While throughout his career Larry Rivers seemed to constantly be at odds with whatever orthodoxy was dominant in the art world, the current exhibition of his works at Guild Hall in East Hampton illustrates an artist who seemed instead to be constantly absorbing and reconfiguring accepted dogma rather than simply waging an inexorable battle with it.
Titled “Larry Rivers: Major Early Works” and featuring some of his most important paintings from the 1950’s and 1960’s, the exhibit underscores the measure of stylistic amalgamation that was a hallmark of his output as he strove to blur the boundaries between academically structured figuration, abstract expressionism, and his later use of pop art images.
Within this framework and as the work evolved, however, River’s never sought to offer a relaxed blend of components instead seeking a degree of tension in which his influences all came to the fore and seemed to exist in an uneasy alliance of line, color, surface texture, and imagery. The works embody the painter Francis Bacon observation that “a picture should be a re-creation of an event rather than an illustration of an object; but there is no tension in the picture unless there is a struggle with the object.”
This facet is particularly apparent in the large nude portraits included in the Guild Hall show and which profoundly accentuate River’s attempt in the early 1950’s to highlight academically derived painterly inspiration while emphasizing in the figuration a severe and brusquely emotional sort of portraiture. Balancing Philip Pearlstein’s later uncompromising dedication to picturing the human body absent any sense of idealization, this gains in impact from the expressively psychological aspects of his subjects, which Lucien Freud later described as “not having the look of the sitter, being them.”
While significant in his portraits of the poet John O’Hara and his Rivers’ first wife Augusta, this is even more notable in the celebrated works featuring his mother-in-law. Beginning with “Portrait of Berdie, Number II” (oil on canvas, 1953) which illustrates River’s influences from deKooning and the abstract expressionists, continuing through a later series of drawings that reflects River’s accomplished use of line, the series reaches an apogee in “Double Portrait of Berdie” (oil on canvas, 1955).
Seemingly juxtaposing a haphazard approach to anatomy and composition, the work conjures a strange and compelling narrative which is emphasized by the artist’s attentiveness to detail in much of the peripheral components in the work.
This contrast of painterly impulse and structural coherence is further accentuated by an entertainingly arresting use of perspective within the work, as if part of the image was painted from eye-level while other sections seem to imply the scene as if viewed from atop a step ladder and recalls Georges Braque’s statement that “perspective is a ghastly mistake which has taken four centuries to redress.”
This impulse to a balance between academic figuration and abstraction becomes more pronounced in River’s works in the Guild Hall exhibit in the paintings from the 1960’s and is especially apparent in “The Last Civil War Veteran” (oil on canvas, 1961). Exemplifying the artist’s developing interest in historical themes that reflect a frankly quixotic view of times past with a healthy nod to both nostalgia and idealism, the work draws attention to the artist’s developing use of both color and line as overlapping components in creating imagery and narrative.

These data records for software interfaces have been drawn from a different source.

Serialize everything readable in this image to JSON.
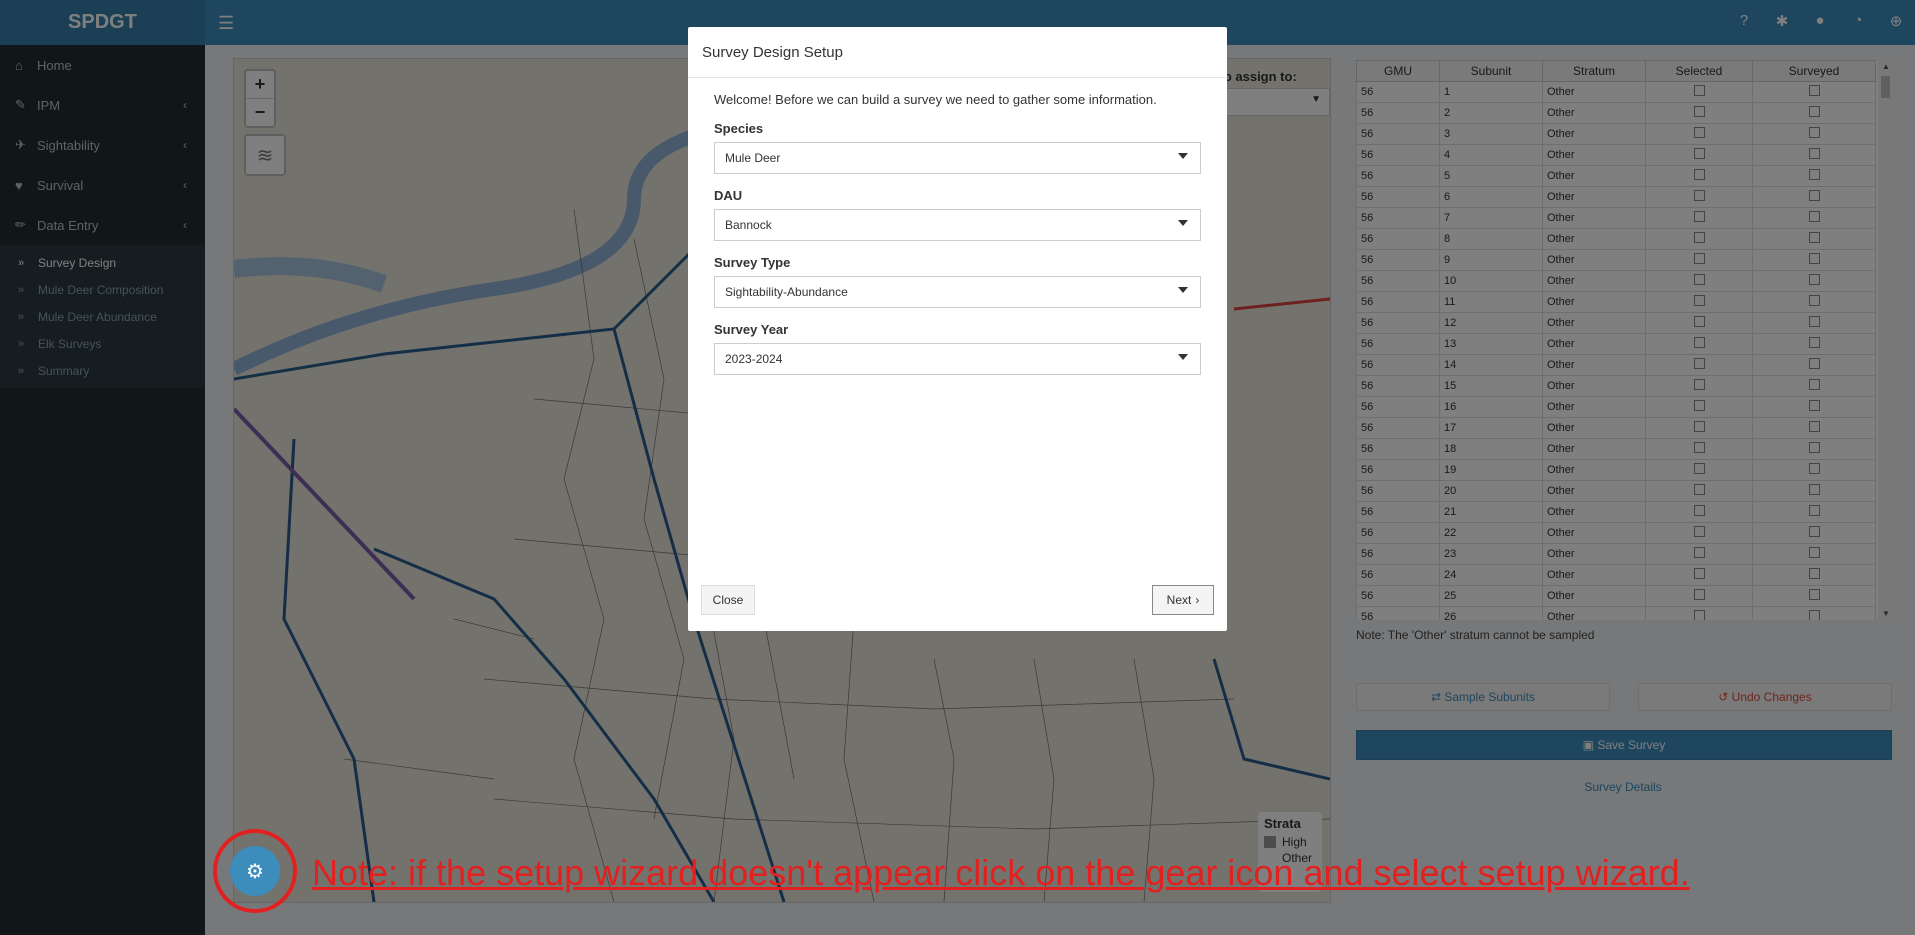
{
  "app": {
    "brand": "SPDGT",
    "colors": {
      "header": "#3c8dbc",
      "sidebar": "#222d32",
      "annotation": "#e32020"
    }
  },
  "sidebar": {
    "items": [
      {
        "label": "Home",
        "icon": "home-icon"
      },
      {
        "label": "IPM",
        "icon": "wand-icon"
      },
      {
        "label": "Sightability",
        "icon": "plane-icon"
      },
      {
        "label": "Survival",
        "icon": "heart-icon"
      },
      {
        "label": "Data Entry",
        "icon": "pencil-icon"
      }
    ],
    "sub_items": [
      {
        "label": "Survey Design",
        "active": true
      },
      {
        "label": "Mule Deer Composition"
      },
      {
        "label": "Mule Deer Abundance"
      },
      {
        "label": "Elk Surveys"
      },
      {
        "label": "Summary"
      }
    ]
  },
  "map": {
    "unit_assign_label": "nit to assign to:",
    "legend_title": "Strata",
    "legend_items": [
      "High",
      "Other"
    ]
  },
  "table": {
    "headers": [
      "GMU",
      "Subunit",
      "Stratum",
      "Selected",
      "Surveyed"
    ],
    "rows": [
      [
        "56",
        "1",
        "Other"
      ],
      [
        "56",
        "2",
        "Other"
      ],
      [
        "56",
        "3",
        "Other"
      ],
      [
        "56",
        "4",
        "Other"
      ],
      [
        "56",
        "5",
        "Other"
      ],
      [
        "56",
        "6",
        "Other"
      ],
      [
        "56",
        "7",
        "Other"
      ],
      [
        "56",
        "8",
        "Other"
      ],
      [
        "56",
        "9",
        "Other"
      ],
      [
        "56",
        "10",
        "Other"
      ],
      [
        "56",
        "11",
        "Other"
      ],
      [
        "56",
        "12",
        "Other"
      ],
      [
        "56",
        "13",
        "Other"
      ],
      [
        "56",
        "14",
        "Other"
      ],
      [
        "56",
        "15",
        "Other"
      ],
      [
        "56",
        "16",
        "Other"
      ],
      [
        "56",
        "17",
        "Other"
      ],
      [
        "56",
        "18",
        "Other"
      ],
      [
        "56",
        "19",
        "Other"
      ],
      [
        "56",
        "20",
        "Other"
      ],
      [
        "56",
        "21",
        "Other"
      ],
      [
        "56",
        "22",
        "Other"
      ],
      [
        "56",
        "23",
        "Other"
      ],
      [
        "56",
        "24",
        "Other"
      ],
      [
        "56",
        "25",
        "Other"
      ],
      [
        "56",
        "26",
        "Other"
      ]
    ]
  },
  "panel": {
    "note": "Note: The 'Other' stratum cannot be sampled",
    "sample_label": "Sample Subunits",
    "undo_label": "Undo Changes",
    "save_label": "Save Survey",
    "details_label": "Survey Details"
  },
  "modal": {
    "title": "Survey Design Setup",
    "intro": "Welcome! Before we can build a survey we need to gather some information.",
    "fields": [
      {
        "label": "Species",
        "value": "Mule Deer"
      },
      {
        "label": "DAU",
        "value": "Bannock"
      },
      {
        "label": "Survey Type",
        "value": "Sightability-Abundance"
      },
      {
        "label": "Survey Year",
        "value": "2023-2024"
      }
    ],
    "close_label": "Close",
    "next_label": "Next"
  },
  "annotation": {
    "text": "Note: if the setup wizard doesn't appear click on the gear icon and select setup wizard."
  }
}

Highlighted by a use of color and expressive painterly techniques that emphasize a measure of spontaneity even as they firmly establish the planar dimensions within the work, this is further emphasized by the figuration which, simply expressed in slashes of line, establishes an air of elegiac simplicity that is minimal in its configuration yet powerful in its emotional impact.
What is perhaps most surprising about this period of River’s works is his developing departure from the orthodoxy’s of both pop arts ironic detachment and the evolving intellectual distance of minimalism’s dogmatic view of abstraction and which is profoundly evidenced in his monumental “History of the Russian Revolution” (mixed media construction, 1965).
Measuring 14 feet tall by 32 feet long and assembled as one huge, chronologically arranged jigsaw puzzle tracing the birth and evolution of the rise of Russian bolshevism in the early twentieth century, the work is majestic and dramatic, absent any latent sense of idealism yet nevertheless redolent of a dedication to historical romanticism.
The exhibition at Guild Hall in East Hampton titled “Larry Rivers: Major Early Works” continues through October 19.